§ Aim of the exercise: Read the records below and report each line in which "Tagen" occurs.

START Input

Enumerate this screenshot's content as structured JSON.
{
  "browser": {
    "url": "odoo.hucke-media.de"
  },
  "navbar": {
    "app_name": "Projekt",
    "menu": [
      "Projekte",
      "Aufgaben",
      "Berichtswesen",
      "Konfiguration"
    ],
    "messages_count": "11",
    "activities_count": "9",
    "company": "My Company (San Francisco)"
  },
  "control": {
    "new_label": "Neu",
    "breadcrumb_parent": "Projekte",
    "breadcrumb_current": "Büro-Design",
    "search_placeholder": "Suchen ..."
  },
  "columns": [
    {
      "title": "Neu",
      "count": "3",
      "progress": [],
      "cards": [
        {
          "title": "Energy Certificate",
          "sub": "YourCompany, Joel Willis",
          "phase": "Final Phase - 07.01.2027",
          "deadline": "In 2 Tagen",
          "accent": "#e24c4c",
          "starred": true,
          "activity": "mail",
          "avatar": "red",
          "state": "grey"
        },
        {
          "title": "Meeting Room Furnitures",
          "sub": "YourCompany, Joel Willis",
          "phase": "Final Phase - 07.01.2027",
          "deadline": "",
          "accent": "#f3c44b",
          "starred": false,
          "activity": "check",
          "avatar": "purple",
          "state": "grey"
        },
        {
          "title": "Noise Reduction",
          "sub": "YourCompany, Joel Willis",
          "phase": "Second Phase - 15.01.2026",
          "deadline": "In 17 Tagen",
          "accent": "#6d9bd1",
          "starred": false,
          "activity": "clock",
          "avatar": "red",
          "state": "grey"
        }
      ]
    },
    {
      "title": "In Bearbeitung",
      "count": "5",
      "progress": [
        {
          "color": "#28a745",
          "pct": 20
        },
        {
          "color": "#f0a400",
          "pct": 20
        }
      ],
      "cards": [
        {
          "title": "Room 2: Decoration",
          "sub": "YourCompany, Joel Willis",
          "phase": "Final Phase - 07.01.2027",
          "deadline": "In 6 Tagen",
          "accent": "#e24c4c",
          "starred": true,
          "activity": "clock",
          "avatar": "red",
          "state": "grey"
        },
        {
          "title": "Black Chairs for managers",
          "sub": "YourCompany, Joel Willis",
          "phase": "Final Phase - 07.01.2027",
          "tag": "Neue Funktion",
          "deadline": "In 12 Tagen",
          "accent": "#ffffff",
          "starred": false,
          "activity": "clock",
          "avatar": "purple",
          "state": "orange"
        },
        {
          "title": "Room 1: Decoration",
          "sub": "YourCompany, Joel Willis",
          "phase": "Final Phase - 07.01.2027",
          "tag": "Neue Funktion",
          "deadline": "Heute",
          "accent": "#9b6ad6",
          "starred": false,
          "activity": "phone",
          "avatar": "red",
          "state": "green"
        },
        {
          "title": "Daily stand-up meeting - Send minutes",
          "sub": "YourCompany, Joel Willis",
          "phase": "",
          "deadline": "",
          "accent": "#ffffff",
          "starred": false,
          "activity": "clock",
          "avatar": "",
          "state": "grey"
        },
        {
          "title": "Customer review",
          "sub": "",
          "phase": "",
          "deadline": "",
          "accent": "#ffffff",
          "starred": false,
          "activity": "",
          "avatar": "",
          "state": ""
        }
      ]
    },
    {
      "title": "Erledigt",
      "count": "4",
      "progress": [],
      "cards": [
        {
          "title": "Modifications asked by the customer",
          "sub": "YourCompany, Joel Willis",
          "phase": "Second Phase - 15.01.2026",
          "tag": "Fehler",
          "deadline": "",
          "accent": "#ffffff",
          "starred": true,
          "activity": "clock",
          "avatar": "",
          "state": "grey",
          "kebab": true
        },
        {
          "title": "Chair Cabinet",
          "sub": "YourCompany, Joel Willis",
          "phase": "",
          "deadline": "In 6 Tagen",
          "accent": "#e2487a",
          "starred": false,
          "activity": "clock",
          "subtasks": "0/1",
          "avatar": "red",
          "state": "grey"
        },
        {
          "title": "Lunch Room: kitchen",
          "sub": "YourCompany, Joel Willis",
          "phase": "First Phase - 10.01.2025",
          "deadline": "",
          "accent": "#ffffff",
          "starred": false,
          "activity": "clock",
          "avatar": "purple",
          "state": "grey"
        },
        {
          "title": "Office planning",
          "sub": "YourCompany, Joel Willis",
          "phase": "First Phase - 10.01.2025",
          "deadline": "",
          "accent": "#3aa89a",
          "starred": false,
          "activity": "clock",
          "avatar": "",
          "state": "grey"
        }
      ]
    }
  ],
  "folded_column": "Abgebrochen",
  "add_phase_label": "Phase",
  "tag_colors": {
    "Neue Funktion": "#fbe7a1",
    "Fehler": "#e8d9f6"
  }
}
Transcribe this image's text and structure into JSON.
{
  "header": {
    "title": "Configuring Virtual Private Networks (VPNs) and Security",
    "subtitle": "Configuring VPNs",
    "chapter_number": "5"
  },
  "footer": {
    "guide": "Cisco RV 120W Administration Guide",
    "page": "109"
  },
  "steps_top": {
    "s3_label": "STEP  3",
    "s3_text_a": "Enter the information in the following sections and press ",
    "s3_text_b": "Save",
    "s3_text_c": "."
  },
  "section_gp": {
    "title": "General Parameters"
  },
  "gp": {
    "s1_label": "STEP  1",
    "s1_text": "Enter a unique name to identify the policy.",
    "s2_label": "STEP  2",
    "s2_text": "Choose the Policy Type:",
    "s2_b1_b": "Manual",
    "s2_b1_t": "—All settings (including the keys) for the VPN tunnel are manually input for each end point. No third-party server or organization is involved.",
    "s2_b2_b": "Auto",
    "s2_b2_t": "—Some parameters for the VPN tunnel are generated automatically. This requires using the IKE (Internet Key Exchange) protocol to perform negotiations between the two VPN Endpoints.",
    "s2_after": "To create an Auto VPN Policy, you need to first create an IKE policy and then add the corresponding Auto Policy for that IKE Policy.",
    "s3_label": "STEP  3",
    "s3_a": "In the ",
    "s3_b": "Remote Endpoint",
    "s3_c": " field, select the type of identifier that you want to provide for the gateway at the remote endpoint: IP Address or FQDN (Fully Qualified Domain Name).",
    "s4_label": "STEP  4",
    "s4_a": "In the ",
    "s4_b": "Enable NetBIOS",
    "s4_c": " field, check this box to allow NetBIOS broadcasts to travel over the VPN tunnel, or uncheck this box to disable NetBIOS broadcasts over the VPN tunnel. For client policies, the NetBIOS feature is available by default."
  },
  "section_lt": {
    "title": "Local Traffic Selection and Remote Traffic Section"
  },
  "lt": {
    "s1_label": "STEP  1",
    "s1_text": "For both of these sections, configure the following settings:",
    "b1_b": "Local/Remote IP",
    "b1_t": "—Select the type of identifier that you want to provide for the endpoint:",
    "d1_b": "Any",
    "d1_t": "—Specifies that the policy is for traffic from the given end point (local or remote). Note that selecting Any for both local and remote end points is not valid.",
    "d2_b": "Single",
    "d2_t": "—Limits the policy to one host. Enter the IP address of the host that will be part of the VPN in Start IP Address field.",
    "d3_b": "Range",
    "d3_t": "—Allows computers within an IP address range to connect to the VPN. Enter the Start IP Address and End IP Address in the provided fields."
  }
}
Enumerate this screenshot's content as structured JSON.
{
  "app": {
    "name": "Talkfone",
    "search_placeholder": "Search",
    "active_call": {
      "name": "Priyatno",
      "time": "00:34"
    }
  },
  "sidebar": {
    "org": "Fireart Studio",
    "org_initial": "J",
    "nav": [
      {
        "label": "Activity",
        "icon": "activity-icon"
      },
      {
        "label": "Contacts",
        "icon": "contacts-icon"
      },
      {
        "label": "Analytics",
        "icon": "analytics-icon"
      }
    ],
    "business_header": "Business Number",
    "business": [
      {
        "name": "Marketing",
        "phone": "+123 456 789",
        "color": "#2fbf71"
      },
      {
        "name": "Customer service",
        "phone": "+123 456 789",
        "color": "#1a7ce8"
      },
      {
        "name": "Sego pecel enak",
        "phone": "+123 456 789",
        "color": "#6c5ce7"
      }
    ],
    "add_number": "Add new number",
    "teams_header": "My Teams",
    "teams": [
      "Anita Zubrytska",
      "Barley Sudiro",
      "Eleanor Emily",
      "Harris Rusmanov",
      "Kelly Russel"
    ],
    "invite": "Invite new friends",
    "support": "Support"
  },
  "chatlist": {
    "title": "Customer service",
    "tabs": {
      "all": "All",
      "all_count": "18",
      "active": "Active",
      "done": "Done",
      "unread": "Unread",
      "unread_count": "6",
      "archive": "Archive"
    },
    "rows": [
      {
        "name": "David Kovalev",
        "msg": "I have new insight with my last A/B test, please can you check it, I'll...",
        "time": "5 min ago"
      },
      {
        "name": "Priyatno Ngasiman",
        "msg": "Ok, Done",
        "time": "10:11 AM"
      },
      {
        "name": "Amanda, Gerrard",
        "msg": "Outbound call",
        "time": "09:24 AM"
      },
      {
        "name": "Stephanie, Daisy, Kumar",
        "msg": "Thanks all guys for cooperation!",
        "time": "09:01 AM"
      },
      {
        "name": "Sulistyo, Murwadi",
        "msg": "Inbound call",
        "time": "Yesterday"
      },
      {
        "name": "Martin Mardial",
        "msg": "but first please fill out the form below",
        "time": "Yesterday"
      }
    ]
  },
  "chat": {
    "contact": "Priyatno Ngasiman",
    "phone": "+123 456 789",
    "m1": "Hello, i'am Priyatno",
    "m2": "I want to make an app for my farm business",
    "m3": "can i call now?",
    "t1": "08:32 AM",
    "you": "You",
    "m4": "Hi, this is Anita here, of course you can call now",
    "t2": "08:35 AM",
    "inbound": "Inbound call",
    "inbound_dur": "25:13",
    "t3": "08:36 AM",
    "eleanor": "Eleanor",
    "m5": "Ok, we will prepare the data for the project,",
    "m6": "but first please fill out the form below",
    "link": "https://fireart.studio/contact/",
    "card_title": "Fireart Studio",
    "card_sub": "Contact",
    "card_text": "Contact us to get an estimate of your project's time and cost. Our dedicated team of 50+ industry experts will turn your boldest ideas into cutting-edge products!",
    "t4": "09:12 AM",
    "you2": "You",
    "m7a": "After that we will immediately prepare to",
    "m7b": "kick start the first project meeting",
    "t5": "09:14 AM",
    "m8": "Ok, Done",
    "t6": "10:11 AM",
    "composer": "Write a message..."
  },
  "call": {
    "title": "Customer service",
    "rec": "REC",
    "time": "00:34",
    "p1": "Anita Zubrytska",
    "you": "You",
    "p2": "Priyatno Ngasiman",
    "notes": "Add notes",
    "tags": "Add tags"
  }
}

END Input

§ Output for this task:
          "deadline": "In 2 Tagen",
          "deadline": "In 17 Tagen",
          "deadline": "In 6 Tagen",
          "deadline": "In 12 Tagen",
          "deadline": "In 6 Tagen",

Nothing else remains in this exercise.